The Internet has thrived without imposing barriers to content providers (or customers). Here Lessig argues that in order to protect the growth and economic vitality of the Internet, Congress should enact "network neutrality" legislation to prevent broadband providers from interfering with free competition among application and content providers. By stimulating innovation, such legislation would ultimately benefit consumers. Kyle McSlarrow, President and Chief Executive Officer of the National Cable & Telecommunications Association, argues that "net neutrality" mandates would interfere with the ability of broadband providers to improve Internet access and thus would ultimately undermine consumer choice and welfare.

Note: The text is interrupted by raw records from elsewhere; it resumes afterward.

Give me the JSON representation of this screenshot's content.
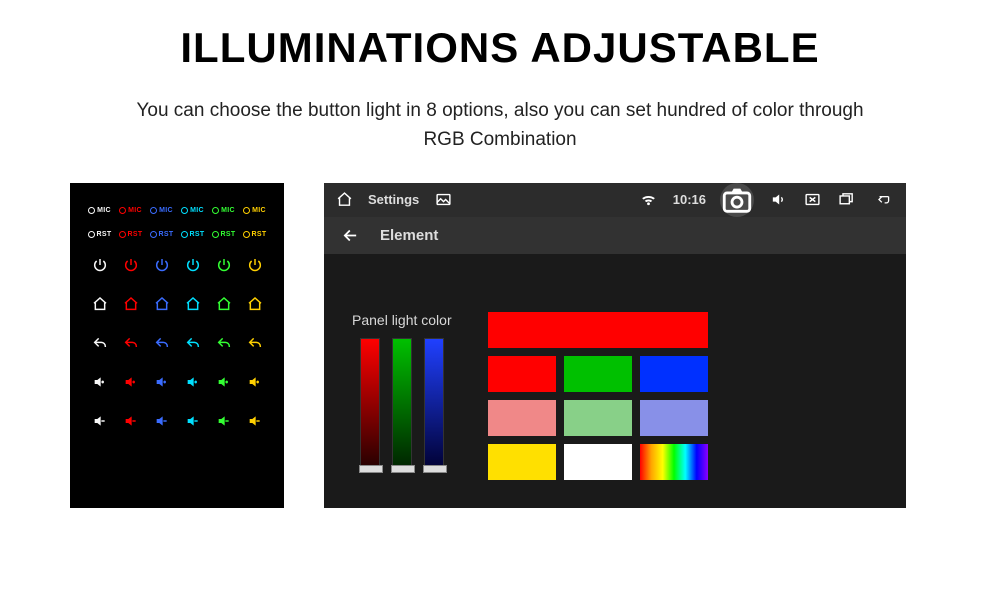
{
  "title": "ILLUMINATIONS ADJUSTABLE",
  "subtitle": "You can choose the button light in 8 options, also you can set hundred of color through RGB Combination",
  "left_panel": {
    "mic_label": "MIC",
    "rst_label": "RST",
    "colors": {
      "white": "#f8f8f8",
      "red": "#ff0000",
      "blue": "#3a6cff",
      "cyan": "#00e0ff",
      "green": "#33ff33",
      "yellow": "#ffd000"
    },
    "icon_rows": [
      "power",
      "home",
      "back",
      "vol-up",
      "vol-down"
    ]
  },
  "screen": {
    "statusbar": {
      "app_name": "Settings",
      "time": "10:16"
    },
    "subheader": {
      "title": "Element"
    },
    "content": {
      "label": "Panel light color",
      "big_swatch": "#ff0000",
      "swatches": [
        [
          "#ff0000",
          "#00c000",
          "#0030ff"
        ],
        [
          "#f08888",
          "#88d088",
          "#8890e8"
        ],
        [
          "#ffe000",
          "#ffffff",
          "rainbow"
        ]
      ]
    }
  }
}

Is net neutrality just a matter of promoting innovation, growth, and economic vitality? Joe Dysart, "The Quest for Net Neutrality," American School Board Journal (May 2008), says that broadband providers such as AT&T and Comcast are pushing for a two-tiered Internet, with one tier free but slow and a second tier that provides more speed at a premium price. Dysart notes that this would adversely impact institutions such as public schools, whose limited budgets would confine them to the inferior tier. Religious groups have similar concerns. Testifying at the same "The Future of the Internet" hearing that provided the selections for this issue, Michele Combs, Vice President of Communications for the Christian Coalition of America, argued that net neutrality has been abused by many ISPs: "Verizon Wireless censored text messages sent by the pro-choice advocacy group, NARAL, to its own members who had voluntarily signed up to receive them. ... AT&T [has] cut off political speech during live concerts ... [and] Comcast was blocking consumers' ability to download the King James Bible." Combs says that, "Increasingly, faith-based groups are turning to the Internet to promote their political rights, to engage in what Ronald Reagan called 'the hard work of freedom.' We should not let the phone and cable companies interfere with that work."

According to Alan Joch, "Debating Net Neutrality," Communications of the ACM (October 2009), some people consider the battle over net neutrality nothing less than a battle over the shape of American culture. However, "existing regulatory and market forces may already be working to keep abuses in check." Indeed, the FCC in 2010 set rules to enforce net neutrality, although many people think the rules excessively weak.

Questions for Discussion

1. Pool tells us what "social constructivism" is and how it affects the development of technologies. What developments in society can you adduce to explain the current trend toward regulation of the Internet?

2. What social factors seem likely to influence how robots are accepted, regulated, and modified? Will gender issues affect the outcome? Age issues? Consider the development in Japan of robot suits to help people walk.

3. What social forces are at work in the net neutrality debate?